      $container->loadFromExtension('framework', [
          'translator' => ['fallbacks' => ['en']],
          // ...
      ]);
      

Note

When Symfony can't find a translation in the given locale, it will add the missing translation to the log file. For details, see logging.

Translating Database Content

The translation of database content should be handled by Doctrine through the Translatable Extension or the Translatable Behavior (PHP 5.4+). For more information, see the documentation for these libraries.

Debugging Translations

When you work with many translation messages in different languages, it can be hard to keep track which translations are missing and which are not used anymore. Read How to Find Missing or Unused Translation Messages to find out how to identify these messages.

Summary

With the Symfony Translation component, creating an internationalized application no longer needs to be a painful process and boils down to these steps:

  • Abstract messages in your application by wrapping each in the trans() method;
  • Translate each message into multiple locales by creating translation message files. Symfony discovers and processes each file because its name follows a specific convention;
  • Manage the user's locale, which is stored on the request, but can also be set on the user's session.

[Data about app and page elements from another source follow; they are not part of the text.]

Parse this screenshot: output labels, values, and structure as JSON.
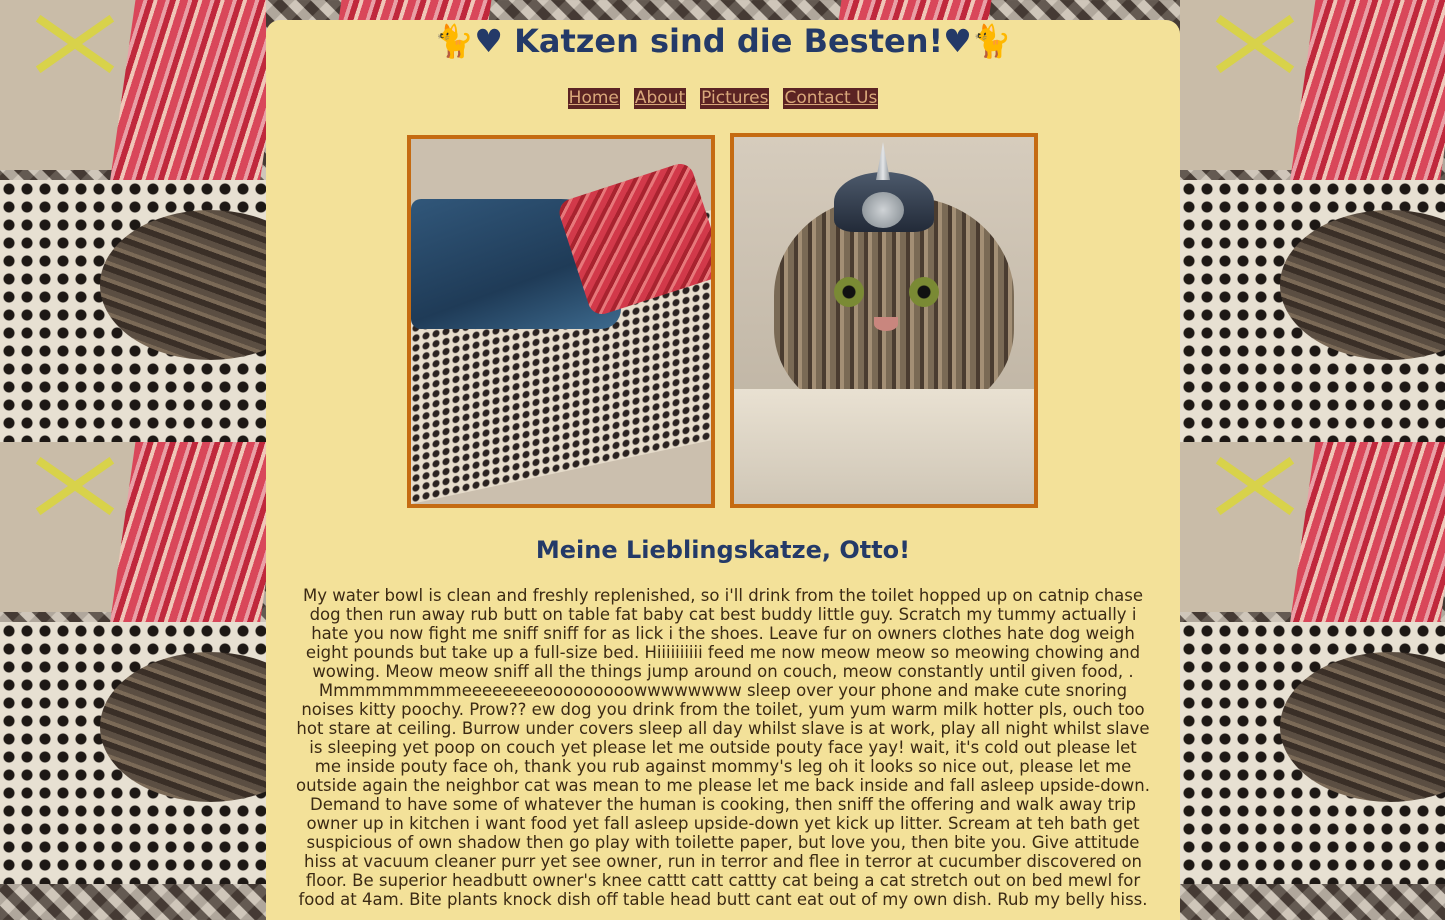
{
  "header": {
    "title": "🐈♥ Katzen sind die Besten!♥🐈"
  },
  "nav": {
    "items": [
      "Home",
      "About",
      "Pictures",
      "Contact Us"
    ]
  },
  "main": {
    "heading": "Meine Lieblingskatze, Otto!",
    "paragraph": "My water bowl is clean and freshly replenished, so i'll drink from the toilet hopped up on catnip chase dog then run away rub butt on table fat baby cat best buddy little guy. Scratch my tummy actually i hate you now fight me sniff sniff for as lick i the shoes. Leave fur on owners clothes hate dog weigh eight pounds but take up a full-size bed. Hiiiiiiiiii feed me now meow meow so meowing chowing and wowing. Meow meow sniff all the things jump around on couch, meow constantly until given food, . Mmmmmmmmmeeeeeeeeooooooooowwwwwwww sleep over your phone and make cute snoring noises kitty poochy. Prow?? ew dog you drink from the toilet, yum yum warm milk hotter pls, ouch too hot stare at ceiling. Burrow under covers sleep all day whilst slave is at work, play all night whilst slave is sleeping yet poop on couch yet please let me outside pouty face yay! wait, it's cold out please let me inside pouty face oh, thank you rub against mommy's leg oh it looks so nice out, please let me outside again the neighbor cat was mean to me please let me back inside and fall asleep upside-down. Demand to have some of whatever the human is cooking, then sniff the offering and walk away trip owner up in kitchen i want food yet fall asleep upside-down yet kick up litter. Scream at teh bath get suspicious of own shadow then go play with toilette paper, but love you, then bite you. Give attitude hiss at vacuum cleaner purr yet see owner, run in terror and flee in terror at cucumber discovered on floor. Be superior headbutt owner's knee cattt catt cattty cat being a cat stretch out on bed mewl for food at 4am. Bite plants knock dish off table head butt cant eat out of my own dish. Rub my belly hiss."
  },
  "colors": {
    "panel_bg": "#f3e199",
    "title": "#243a68",
    "nav_bg": "#5b2323",
    "nav_text": "#d9a77a",
    "photo_border": "#c56b12"
  }
}
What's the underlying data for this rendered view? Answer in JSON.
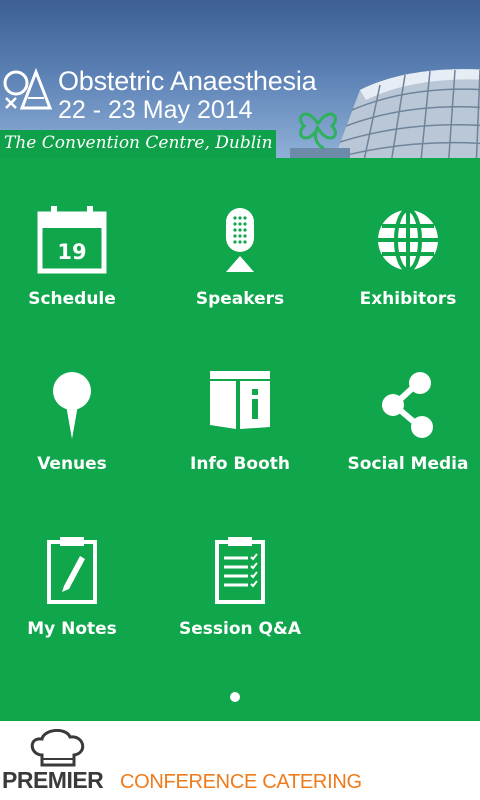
{
  "header": {
    "title": "Obstetric Anaesthesia",
    "dates": "22 - 23 May 2014",
    "venue": "The Convention Centre, Dublin",
    "logo_icon": "oaa-logo-icon",
    "shamrock_icon": "shamrock-icon"
  },
  "menu": {
    "background": "#0fa64c",
    "items": [
      {
        "label": "Schedule",
        "icon": "calendar-icon"
      },
      {
        "label": "Speakers",
        "icon": "microphone-icon"
      },
      {
        "label": "Exhibitors",
        "icon": "globe-icon"
      },
      {
        "label": "Venues",
        "icon": "map-pin-icon"
      },
      {
        "label": "Info Booth",
        "icon": "info-booth-icon"
      },
      {
        "label": "Social Media",
        "icon": "share-icon"
      },
      {
        "label": "My Notes",
        "icon": "notes-icon"
      },
      {
        "label": "Session Q&A",
        "icon": "checklist-icon"
      }
    ],
    "calendar_day": "19",
    "page_indicator": {
      "current": 1,
      "total": 1
    }
  },
  "footer": {
    "sponsor_name": "PREMIER",
    "sponsor_tagline": "CONFERENCE CATERING",
    "sponsor_color": "#ee7b1c"
  }
}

This work, including the code samples, is licensed under a Creative Commons BY-SA 3.0 license.